Please retype the whole listing so that it matches the original exactly.

***** Data supplied

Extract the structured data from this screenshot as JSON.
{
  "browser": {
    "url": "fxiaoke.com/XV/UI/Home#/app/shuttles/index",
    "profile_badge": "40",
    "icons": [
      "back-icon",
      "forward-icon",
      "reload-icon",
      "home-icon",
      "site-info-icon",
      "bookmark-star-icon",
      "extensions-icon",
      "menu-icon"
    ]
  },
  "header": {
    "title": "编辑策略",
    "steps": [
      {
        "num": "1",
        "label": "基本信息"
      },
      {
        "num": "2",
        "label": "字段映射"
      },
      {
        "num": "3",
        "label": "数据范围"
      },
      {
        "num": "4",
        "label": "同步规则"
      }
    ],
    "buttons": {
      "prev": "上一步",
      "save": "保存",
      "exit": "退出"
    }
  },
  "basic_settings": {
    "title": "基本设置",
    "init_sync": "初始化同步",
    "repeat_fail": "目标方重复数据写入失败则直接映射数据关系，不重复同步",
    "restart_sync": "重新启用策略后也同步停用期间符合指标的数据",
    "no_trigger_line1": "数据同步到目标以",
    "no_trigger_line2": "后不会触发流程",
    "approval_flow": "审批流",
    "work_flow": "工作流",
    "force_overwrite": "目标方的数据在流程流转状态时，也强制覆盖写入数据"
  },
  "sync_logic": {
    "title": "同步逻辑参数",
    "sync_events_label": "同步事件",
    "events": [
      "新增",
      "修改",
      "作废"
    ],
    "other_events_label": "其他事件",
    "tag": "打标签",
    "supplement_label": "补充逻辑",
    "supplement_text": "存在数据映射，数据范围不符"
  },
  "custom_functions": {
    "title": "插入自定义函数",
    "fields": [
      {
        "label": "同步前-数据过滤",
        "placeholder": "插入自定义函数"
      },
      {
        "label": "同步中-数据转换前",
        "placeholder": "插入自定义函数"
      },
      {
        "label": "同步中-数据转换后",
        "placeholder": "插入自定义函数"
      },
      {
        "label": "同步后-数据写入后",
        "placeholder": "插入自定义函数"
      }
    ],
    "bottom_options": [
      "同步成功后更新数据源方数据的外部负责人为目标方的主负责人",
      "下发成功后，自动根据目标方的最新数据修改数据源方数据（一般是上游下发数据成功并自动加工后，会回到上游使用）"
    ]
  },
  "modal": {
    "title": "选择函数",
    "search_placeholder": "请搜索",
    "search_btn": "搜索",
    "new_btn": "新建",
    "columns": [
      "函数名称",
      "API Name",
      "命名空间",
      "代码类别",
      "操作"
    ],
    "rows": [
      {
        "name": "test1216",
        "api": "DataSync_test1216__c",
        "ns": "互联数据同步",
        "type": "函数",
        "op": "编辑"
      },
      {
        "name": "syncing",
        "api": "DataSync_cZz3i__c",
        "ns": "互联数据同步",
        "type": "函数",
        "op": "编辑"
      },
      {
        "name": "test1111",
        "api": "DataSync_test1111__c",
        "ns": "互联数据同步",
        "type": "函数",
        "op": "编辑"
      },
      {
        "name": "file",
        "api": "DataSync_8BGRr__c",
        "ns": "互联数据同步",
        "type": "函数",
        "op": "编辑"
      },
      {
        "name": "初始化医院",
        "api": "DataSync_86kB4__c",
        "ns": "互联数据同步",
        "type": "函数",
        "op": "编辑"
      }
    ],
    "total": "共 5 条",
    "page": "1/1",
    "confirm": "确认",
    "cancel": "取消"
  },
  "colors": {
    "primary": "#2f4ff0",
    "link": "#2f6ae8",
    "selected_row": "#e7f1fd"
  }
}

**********

> _Response to this exercise_
Extract the structured data from this screenshot as JSON.
{
  "browser": {
    "url": "fxiaoke.com/XV/UI/Home#/app/shuttles/index",
    "profile_badge": "40",
    "icons": [
      "back-icon",
      "forward-icon",
      "reload-icon",
      "home-icon",
      "site-info-icon",
      "bookmark-star-icon",
      "extensions-icon",
      "menu-icon"
    ]
  },
  "header": {
    "title": "编辑策略",
    "steps": [
      {
        "num": "1",
        "label": "基本信息"
      },
      {
        "num": "2",
        "label": "字段映射"
      },
      {
        "num": "3",
        "label": "数据范围"
      },
      {
        "num": "4",
        "label": "同步规则"
      }
    ],
    "buttons": {
      "prev": "上一步",
      "save": "保存",
      "exit": "退出"
    }
  },
  "basic_settings": {
    "title": "基本设置",
    "init_sync": "初始化同步",
    "repeat_fail": "目标方重复数据写入失败则直接映射数据关系，不重复同步",
    "restart_sync": "重新启用策略后也同步停用期间符合指标的数据",
    "no_trigger_line1": "数据同步到目标以",
    "no_trigger_line2": "后不会触发流程",
    "approval_flow": "审批流",
    "work_flow": "工作流",
    "force_overwrite": "目标方的数据在流程流转状态时，也强制覆盖写入数据"
  },
  "sync_logic": {
    "title": "同步逻辑参数",
    "sync_events_label": "同步事件",
    "events": [
      "新增",
      "修改",
      "作废"
    ],
    "other_events_label": "其他事件",
    "tag": "打标签",
    "supplement_label": "补充逻辑",
    "supplement_text": "存在数据映射，数据范围不符"
  },
  "custom_functions": {
    "title": "插入自定义函数",
    "fields": [
      {
        "label": "同步前-数据过滤",
        "placeholder": "插入自定义函数"
      },
      {
        "label": "同步中-数据转换前",
        "placeholder": "插入自定义函数"
      },
      {
        "label": "同步中-数据转换后",
        "placeholder": "插入自定义函数"
      },
      {
        "label": "同步后-数据写入后",
        "placeholder": "插入自定义函数"
      }
    ],
    "bottom_options": [
      "同步成功后更新数据源方数据的外部负责人为目标方的主负责人",
      "下发成功后，自动根据目标方的最新数据修改数据源方数据（一般是上游下发数据成功并自动加工后，会回到上游使用）"
    ]
  },
  "modal": {
    "title": "选择函数",
    "search_placeholder": "请搜索",
    "search_btn": "搜索",
    "new_btn": "新建",
    "columns": [
      "函数名称",
      "API Name",
      "命名空间",
      "代码类别",
      "操作"
    ],
    "rows": [
      {
        "name": "test1216",
        "api": "DataSync_test1216__c",
        "ns": "互联数据同步",
        "type": "函数",
        "op": "编辑"
      },
      {
        "name": "syncing",
        "api": "DataSync_cZz3i__c",
        "ns": "互联数据同步",
        "type": "函数",
        "op": "编辑"
      },
      {
        "name": "test1111",
        "api": "DataSync_test1111__c",
        "ns": "互联数据同步",
        "type": "函数",
        "op": "编辑"
      },
      {
        "name": "file",
        "api": "DataSync_8BGRr__c",
        "ns": "互联数据同步",
        "type": "函数",
        "op": "编辑"
      },
      {
        "name": "初始化医院",
        "api": "DataSync_86kB4__c",
        "ns": "互联数据同步",
        "type": "函数",
        "op": "编辑"
      }
    ],
    "total": "共 5 条",
    "page": "1/1",
    "confirm": "确认",
    "cancel": "取消"
  },
  "colors": {
    "primary": "#2f4ff0",
    "link": "#2f6ae8",
    "selected_row": "#e7f1fd"
  }
}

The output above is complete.